■ RECORDS SHOWN:
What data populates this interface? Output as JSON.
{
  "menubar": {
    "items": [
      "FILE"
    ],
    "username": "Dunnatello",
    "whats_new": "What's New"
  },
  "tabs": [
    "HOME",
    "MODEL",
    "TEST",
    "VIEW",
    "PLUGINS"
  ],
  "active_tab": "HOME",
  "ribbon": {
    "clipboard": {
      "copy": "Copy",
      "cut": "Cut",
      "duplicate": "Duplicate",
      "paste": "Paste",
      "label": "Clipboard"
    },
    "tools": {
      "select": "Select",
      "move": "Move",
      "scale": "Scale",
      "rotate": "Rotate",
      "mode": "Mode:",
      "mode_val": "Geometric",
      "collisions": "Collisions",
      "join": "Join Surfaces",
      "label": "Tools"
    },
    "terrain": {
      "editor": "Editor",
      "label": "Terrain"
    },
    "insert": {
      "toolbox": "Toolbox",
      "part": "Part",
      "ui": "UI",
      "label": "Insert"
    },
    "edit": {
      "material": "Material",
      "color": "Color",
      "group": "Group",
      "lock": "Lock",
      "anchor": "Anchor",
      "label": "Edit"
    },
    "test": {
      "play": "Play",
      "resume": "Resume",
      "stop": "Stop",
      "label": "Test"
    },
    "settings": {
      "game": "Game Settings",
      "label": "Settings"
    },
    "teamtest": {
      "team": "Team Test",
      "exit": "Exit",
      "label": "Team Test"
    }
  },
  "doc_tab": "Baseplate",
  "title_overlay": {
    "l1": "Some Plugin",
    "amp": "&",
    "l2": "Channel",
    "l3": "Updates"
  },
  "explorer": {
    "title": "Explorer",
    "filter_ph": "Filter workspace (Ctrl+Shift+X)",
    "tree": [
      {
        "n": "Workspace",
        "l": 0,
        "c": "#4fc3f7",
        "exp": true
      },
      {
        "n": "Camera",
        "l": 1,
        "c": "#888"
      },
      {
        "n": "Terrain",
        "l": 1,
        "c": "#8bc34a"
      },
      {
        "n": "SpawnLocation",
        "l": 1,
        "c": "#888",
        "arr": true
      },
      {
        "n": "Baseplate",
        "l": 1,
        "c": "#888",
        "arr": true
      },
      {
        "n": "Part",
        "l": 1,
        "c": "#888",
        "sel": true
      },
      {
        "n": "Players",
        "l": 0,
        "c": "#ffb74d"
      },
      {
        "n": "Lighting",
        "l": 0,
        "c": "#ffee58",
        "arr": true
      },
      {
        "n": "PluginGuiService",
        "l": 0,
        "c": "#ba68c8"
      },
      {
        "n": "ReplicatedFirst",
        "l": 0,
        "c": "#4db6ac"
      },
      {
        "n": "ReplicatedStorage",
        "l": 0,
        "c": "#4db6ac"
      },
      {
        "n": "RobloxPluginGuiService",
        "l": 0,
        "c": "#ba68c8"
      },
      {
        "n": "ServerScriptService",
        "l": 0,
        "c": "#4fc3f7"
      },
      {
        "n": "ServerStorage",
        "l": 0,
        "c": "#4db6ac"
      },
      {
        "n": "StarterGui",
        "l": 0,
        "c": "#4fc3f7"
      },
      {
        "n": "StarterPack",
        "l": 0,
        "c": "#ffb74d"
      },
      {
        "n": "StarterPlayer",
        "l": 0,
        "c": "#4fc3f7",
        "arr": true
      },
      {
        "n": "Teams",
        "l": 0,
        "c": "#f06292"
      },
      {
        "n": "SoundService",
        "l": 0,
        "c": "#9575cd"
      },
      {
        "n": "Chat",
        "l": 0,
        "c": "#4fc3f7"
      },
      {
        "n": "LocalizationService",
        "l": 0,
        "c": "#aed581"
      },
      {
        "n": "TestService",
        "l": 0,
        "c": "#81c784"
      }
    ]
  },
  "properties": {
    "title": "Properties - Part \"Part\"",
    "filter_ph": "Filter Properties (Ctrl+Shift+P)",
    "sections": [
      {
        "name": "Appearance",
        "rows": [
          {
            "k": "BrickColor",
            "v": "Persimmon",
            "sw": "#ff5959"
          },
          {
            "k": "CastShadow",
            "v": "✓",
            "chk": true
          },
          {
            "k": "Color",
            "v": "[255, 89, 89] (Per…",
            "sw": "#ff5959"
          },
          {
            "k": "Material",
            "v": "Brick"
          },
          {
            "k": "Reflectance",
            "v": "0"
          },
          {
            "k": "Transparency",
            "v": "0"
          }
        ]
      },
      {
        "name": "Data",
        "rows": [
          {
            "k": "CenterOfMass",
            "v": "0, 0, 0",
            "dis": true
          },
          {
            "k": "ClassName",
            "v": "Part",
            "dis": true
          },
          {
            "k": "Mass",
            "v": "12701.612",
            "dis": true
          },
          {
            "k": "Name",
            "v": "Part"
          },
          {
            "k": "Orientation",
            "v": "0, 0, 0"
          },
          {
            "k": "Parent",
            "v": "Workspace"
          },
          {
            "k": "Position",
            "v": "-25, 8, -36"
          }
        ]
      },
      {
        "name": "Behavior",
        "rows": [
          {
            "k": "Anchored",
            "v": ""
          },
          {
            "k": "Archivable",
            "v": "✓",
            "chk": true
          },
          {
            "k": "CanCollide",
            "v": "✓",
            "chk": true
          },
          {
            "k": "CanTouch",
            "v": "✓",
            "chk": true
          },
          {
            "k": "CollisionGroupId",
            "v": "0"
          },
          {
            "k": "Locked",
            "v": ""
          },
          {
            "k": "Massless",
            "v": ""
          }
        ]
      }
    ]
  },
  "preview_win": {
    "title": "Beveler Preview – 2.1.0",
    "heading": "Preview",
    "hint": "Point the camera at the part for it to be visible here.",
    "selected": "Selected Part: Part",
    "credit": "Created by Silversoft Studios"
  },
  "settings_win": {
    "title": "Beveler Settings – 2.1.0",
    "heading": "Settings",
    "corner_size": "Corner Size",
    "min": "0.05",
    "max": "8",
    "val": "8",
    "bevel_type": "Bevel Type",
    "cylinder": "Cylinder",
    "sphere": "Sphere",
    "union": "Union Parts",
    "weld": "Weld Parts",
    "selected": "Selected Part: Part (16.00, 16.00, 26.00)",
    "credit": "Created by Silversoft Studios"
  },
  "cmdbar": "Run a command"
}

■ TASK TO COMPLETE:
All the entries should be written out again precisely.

■ ANSWER TO THE EXERCISE:
What data populates this interface? Output as JSON.
{
  "menubar": {
    "items": [
      "FILE"
    ],
    "username": "Dunnatello",
    "whats_new": "What's New"
  },
  "tabs": [
    "HOME",
    "MODEL",
    "TEST",
    "VIEW",
    "PLUGINS"
  ],
  "active_tab": "HOME",
  "ribbon": {
    "clipboard": {
      "copy": "Copy",
      "cut": "Cut",
      "duplicate": "Duplicate",
      "paste": "Paste",
      "label": "Clipboard"
    },
    "tools": {
      "select": "Select",
      "move": "Move",
      "scale": "Scale",
      "rotate": "Rotate",
      "mode": "Mode:",
      "mode_val": "Geometric",
      "collisions": "Collisions",
      "join": "Join Surfaces",
      "label": "Tools"
    },
    "terrain": {
      "editor": "Editor",
      "label": "Terrain"
    },
    "insert": {
      "toolbox": "Toolbox",
      "part": "Part",
      "ui": "UI",
      "label": "Insert"
    },
    "edit": {
      "material": "Material",
      "color": "Color",
      "group": "Group",
      "lock": "Lock",
      "anchor": "Anchor",
      "label": "Edit"
    },
    "test": {
      "play": "Play",
      "resume": "Resume",
      "stop": "Stop",
      "label": "Test"
    },
    "settings": {
      "game": "Game Settings",
      "label": "Settings"
    },
    "teamtest": {
      "team": "Team Test",
      "exit": "Exit",
      "label": "Team Test"
    }
  },
  "doc_tab": "Baseplate",
  "title_overlay": {
    "l1": "Some Plugin",
    "amp": "&",
    "l2": "Channel",
    "l3": "Updates"
  },
  "explorer": {
    "title": "Explorer",
    "filter_ph": "Filter workspace (Ctrl+Shift+X)",
    "tree": [
      {
        "n": "Workspace",
        "l": 0,
        "c": "#4fc3f7",
        "exp": true
      },
      {
        "n": "Camera",
        "l": 1,
        "c": "#888"
      },
      {
        "n": "Terrain",
        "l": 1,
        "c": "#8bc34a"
      },
      {
        "n": "SpawnLocation",
        "l": 1,
        "c": "#888",
        "arr": true
      },
      {
        "n": "Baseplate",
        "l": 1,
        "c": "#888",
        "arr": true
      },
      {
        "n": "Part",
        "l": 1,
        "c": "#888",
        "sel": true
      },
      {
        "n": "Players",
        "l": 0,
        "c": "#ffb74d"
      },
      {
        "n": "Lighting",
        "l": 0,
        "c": "#ffee58",
        "arr": true
      },
      {
        "n": "PluginGuiService",
        "l": 0,
        "c": "#ba68c8"
      },
      {
        "n": "ReplicatedFirst",
        "l": 0,
        "c": "#4db6ac"
      },
      {
        "n": "ReplicatedStorage",
        "l": 0,
        "c": "#4db6ac"
      },
      {
        "n": "RobloxPluginGuiService",
        "l": 0,
        "c": "#ba68c8"
      },
      {
        "n": "ServerScriptService",
        "l": 0,
        "c": "#4fc3f7"
      },
      {
        "n": "ServerStorage",
        "l": 0,
        "c": "#4db6ac"
      },
      {
        "n": "StarterGui",
        "l": 0,
        "c": "#4fc3f7"
      },
      {
        "n": "StarterPack",
        "l": 0,
        "c": "#ffb74d"
      },
      {
        "n": "StarterPlayer",
        "l": 0,
        "c": "#4fc3f7",
        "arr": true
      },
      {
        "n": "Teams",
        "l": 0,
        "c": "#f06292"
      },
      {
        "n": "SoundService",
        "l": 0,
        "c": "#9575cd"
      },
      {
        "n": "Chat",
        "l": 0,
        "c": "#4fc3f7"
      },
      {
        "n": "LocalizationService",
        "l": 0,
        "c": "#aed581"
      },
      {
        "n": "TestService",
        "l": 0,
        "c": "#81c784"
      }
    ]
  },
  "properties": {
    "title": "Properties - Part \"Part\"",
    "filter_ph": "Filter Properties (Ctrl+Shift+P)",
    "sections": [
      {
        "name": "Appearance",
        "rows": [
          {
            "k": "BrickColor",
            "v": "Persimmon",
            "sw": "#ff5959"
          },
          {
            "k": "CastShadow",
            "v": "✓",
            "chk": true
          },
          {
            "k": "Color",
            "v": "[255, 89, 89] (Per…",
            "sw": "#ff5959"
          },
          {
            "k": "Material",
            "v": "Brick"
          },
          {
            "k": "Reflectance",
            "v": "0"
          },
          {
            "k": "Transparency",
            "v": "0"
          }
        ]
      },
      {
        "name": "Data",
        "rows": [
          {
            "k": "CenterOfMass",
            "v": "0, 0, 0",
            "dis": true
          },
          {
            "k": "ClassName",
            "v": "Part",
            "dis": true
          },
          {
            "k": "Mass",
            "v": "12701.612",
            "dis": true
          },
          {
            "k": "Name",
            "v": "Part"
          },
          {
            "k": "Orientation",
            "v": "0, 0, 0"
          },
          {
            "k": "Parent",
            "v": "Workspace"
          },
          {
            "k": "Position",
            "v": "-25, 8, -36"
          }
        ]
      },
      {
        "name": "Behavior",
        "rows": [
          {
            "k": "Anchored",
            "v": ""
          },
          {
            "k": "Archivable",
            "v": "✓",
            "chk": true
          },
          {
            "k": "CanCollide",
            "v": "✓",
            "chk": true
          },
          {
            "k": "CanTouch",
            "v": "✓",
            "chk": true
          },
          {
            "k": "CollisionGroupId",
            "v": "0"
          },
          {
            "k": "Locked",
            "v": ""
          },
          {
            "k": "Massless",
            "v": ""
          }
        ]
      }
    ]
  },
  "preview_win": {
    "title": "Beveler Preview – 2.1.0",
    "heading": "Preview",
    "hint": "Point the camera at the part for it to be visible here.",
    "selected": "Selected Part: Part",
    "credit": "Created by Silversoft Studios"
  },
  "settings_win": {
    "title": "Beveler Settings – 2.1.0",
    "heading": "Settings",
    "corner_size": "Corner Size",
    "min": "0.05",
    "max": "8",
    "val": "8",
    "bevel_type": "Bevel Type",
    "cylinder": "Cylinder",
    "sphere": "Sphere",
    "union": "Union Parts",
    "weld": "Weld Parts",
    "selected": "Selected Part: Part (16.00, 16.00, 26.00)",
    "credit": "Created by Silversoft Studios"
  },
  "cmdbar": "Run a command"
}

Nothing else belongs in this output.